■ Task to complete
The job is to output each record exactly as it stands, pictures excluded.

[Recorded data]
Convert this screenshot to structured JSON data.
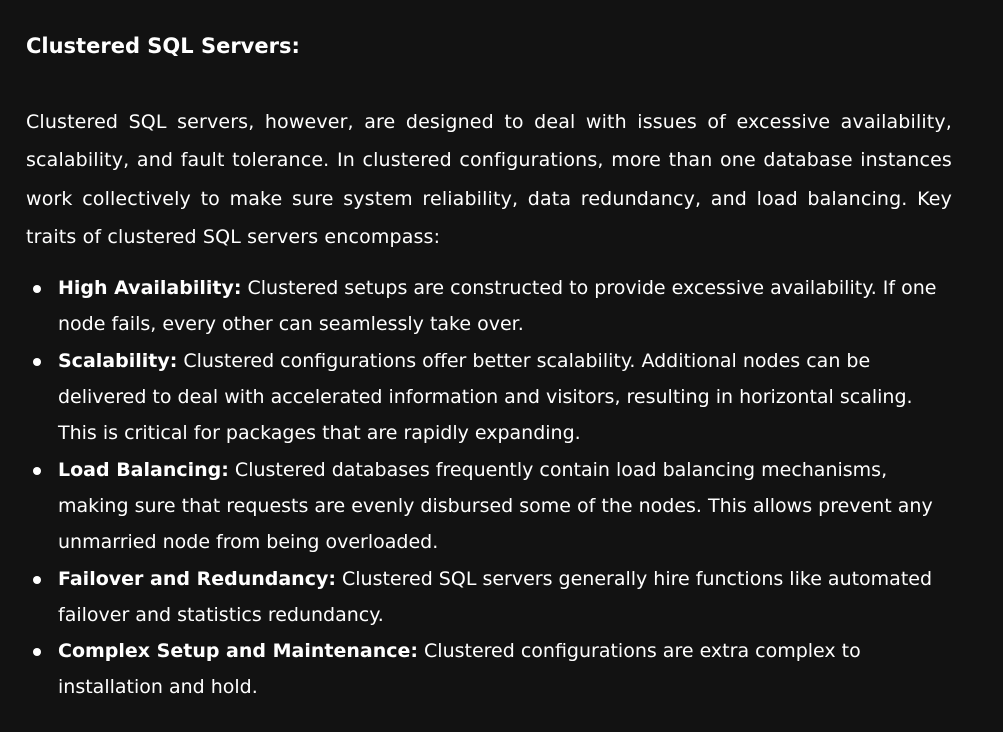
{
  "heading": "Clustered SQL Servers:",
  "intro": "Clustered SQL servers, however, are designed to deal with issues of excessive availability, scalability, and fault tolerance. In clustered configurations, more than one database instances work collectively to make sure system reliability, data redundancy, and load balancing. Key traits of clustered SQL servers encompass:",
  "traits": [
    {
      "term": "High Availability:",
      "text": "Clustered setups are constructed to provide excessive availability. If one node fails, every other can seamlessly take over."
    },
    {
      "term": "Scalability:",
      "text": "Clustered configurations offer better scalability. Additional nodes can be delivered to deal with accelerated information and visitors, resulting in horizontal scaling. This is critical for packages that are rapidly expanding."
    },
    {
      "term": "Load Balancing:",
      "text": "Clustered databases frequently contain load balancing mechanisms, making sure that requests are evenly disbursed some of the nodes. This allows prevent any unmarried node from being overloaded."
    },
    {
      "term": "Failover and Redundancy:",
      "text": "Clustered SQL servers generally hire functions like automated failover and statistics redundancy."
    },
    {
      "term": "Complex Setup and Maintenance:",
      "text": "Clustered configurations are extra complex to installation and hold."
    }
  ]
}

■ Answer box
Convert this screenshot to structured JSON data.
{
  "heading": "Clustered SQL Servers:",
  "intro": "Clustered SQL servers, however, are designed to deal with issues of excessive availability, scalability, and fault tolerance. In clustered configurations, more than one database instances work collectively to make sure system reliability, data redundancy, and load balancing. Key traits of clustered SQL servers encompass:",
  "traits": [
    {
      "term": "High Availability:",
      "text": "Clustered setups are constructed to provide excessive availability. If one node fails, every other can seamlessly take over."
    },
    {
      "term": "Scalability:",
      "text": "Clustered configurations offer better scalability. Additional nodes can be delivered to deal with accelerated information and visitors, resulting in horizontal scaling. This is critical for packages that are rapidly expanding."
    },
    {
      "term": "Load Balancing:",
      "text": "Clustered databases frequently contain load balancing mechanisms, making sure that requests are evenly disbursed some of the nodes. This allows prevent any unmarried node from being overloaded."
    },
    {
      "term": "Failover and Redundancy:",
      "text": "Clustered SQL servers generally hire functions like automated failover and statistics redundancy."
    },
    {
      "term": "Complex Setup and Maintenance:",
      "text": "Clustered configurations are extra complex to installation and hold."
    }
  ]
}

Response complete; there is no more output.